Description of the task:
Look through the entries below. Report each line that has the word "likes" in it.

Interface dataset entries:

___

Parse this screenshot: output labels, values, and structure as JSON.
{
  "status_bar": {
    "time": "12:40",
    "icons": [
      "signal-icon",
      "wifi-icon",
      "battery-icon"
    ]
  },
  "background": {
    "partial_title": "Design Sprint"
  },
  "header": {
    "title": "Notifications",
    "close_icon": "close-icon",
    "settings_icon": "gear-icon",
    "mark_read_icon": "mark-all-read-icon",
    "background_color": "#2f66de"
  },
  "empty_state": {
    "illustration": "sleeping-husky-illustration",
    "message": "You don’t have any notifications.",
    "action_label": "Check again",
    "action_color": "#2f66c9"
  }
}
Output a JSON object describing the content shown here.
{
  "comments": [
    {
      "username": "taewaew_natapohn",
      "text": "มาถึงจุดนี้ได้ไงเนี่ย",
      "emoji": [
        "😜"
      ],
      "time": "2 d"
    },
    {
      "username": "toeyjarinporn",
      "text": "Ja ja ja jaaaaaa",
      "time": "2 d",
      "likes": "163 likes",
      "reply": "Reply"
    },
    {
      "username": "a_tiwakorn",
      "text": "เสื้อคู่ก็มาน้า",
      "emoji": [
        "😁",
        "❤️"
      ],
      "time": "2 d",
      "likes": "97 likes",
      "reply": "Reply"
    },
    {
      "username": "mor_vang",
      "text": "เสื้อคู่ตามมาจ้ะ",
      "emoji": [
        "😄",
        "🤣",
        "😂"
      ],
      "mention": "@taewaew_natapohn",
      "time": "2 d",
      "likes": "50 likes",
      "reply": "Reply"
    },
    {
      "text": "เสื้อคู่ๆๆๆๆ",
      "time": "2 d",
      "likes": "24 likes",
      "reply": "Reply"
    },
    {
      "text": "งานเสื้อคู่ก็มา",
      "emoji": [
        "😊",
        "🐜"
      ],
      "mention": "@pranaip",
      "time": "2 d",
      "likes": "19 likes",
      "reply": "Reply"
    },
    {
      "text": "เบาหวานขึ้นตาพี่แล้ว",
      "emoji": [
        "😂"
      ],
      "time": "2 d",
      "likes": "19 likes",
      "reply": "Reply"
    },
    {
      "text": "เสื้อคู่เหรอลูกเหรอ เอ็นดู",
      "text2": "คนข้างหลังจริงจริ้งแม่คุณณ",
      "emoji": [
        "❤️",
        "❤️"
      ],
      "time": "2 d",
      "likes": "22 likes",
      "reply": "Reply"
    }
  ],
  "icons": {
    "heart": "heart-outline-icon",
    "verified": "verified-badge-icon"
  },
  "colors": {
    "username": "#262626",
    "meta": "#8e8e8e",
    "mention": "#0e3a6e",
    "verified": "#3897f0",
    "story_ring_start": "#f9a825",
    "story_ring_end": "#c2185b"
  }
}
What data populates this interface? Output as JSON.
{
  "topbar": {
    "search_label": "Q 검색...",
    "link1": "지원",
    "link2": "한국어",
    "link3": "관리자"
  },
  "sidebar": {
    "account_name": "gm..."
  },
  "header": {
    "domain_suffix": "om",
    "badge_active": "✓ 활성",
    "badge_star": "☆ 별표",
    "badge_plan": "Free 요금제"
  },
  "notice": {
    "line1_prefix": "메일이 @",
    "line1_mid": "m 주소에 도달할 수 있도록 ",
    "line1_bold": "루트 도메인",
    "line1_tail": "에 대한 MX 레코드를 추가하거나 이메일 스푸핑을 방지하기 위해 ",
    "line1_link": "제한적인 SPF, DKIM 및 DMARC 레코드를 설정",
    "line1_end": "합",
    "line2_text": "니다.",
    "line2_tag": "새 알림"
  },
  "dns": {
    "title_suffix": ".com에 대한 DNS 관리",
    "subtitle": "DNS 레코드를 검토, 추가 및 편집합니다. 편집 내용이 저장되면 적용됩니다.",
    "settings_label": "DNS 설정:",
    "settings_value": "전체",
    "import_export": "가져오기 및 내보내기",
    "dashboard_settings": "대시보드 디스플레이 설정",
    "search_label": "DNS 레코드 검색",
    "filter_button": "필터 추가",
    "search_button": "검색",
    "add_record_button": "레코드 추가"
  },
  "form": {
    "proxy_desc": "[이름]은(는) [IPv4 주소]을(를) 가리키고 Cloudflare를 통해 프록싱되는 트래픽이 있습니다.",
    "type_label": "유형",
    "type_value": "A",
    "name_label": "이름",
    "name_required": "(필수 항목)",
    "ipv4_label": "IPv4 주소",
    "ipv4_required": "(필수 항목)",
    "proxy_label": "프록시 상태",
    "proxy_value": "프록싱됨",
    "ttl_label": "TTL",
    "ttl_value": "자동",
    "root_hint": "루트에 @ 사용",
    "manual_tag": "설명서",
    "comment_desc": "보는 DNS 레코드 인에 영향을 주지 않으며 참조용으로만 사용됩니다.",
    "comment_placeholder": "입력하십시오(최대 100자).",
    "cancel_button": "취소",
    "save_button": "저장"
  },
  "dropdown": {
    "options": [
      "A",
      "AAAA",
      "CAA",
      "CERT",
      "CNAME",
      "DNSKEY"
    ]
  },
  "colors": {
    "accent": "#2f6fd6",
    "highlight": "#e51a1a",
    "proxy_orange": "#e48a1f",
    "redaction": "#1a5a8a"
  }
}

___

Result for this exercise:
      "likes": "163 likes",
      "likes": "97 likes",
      "likes": "50 likes",
      "likes": "24 likes",
      "likes": "19 likes",
      "likes": "19 likes",
      "likes": "22 likes",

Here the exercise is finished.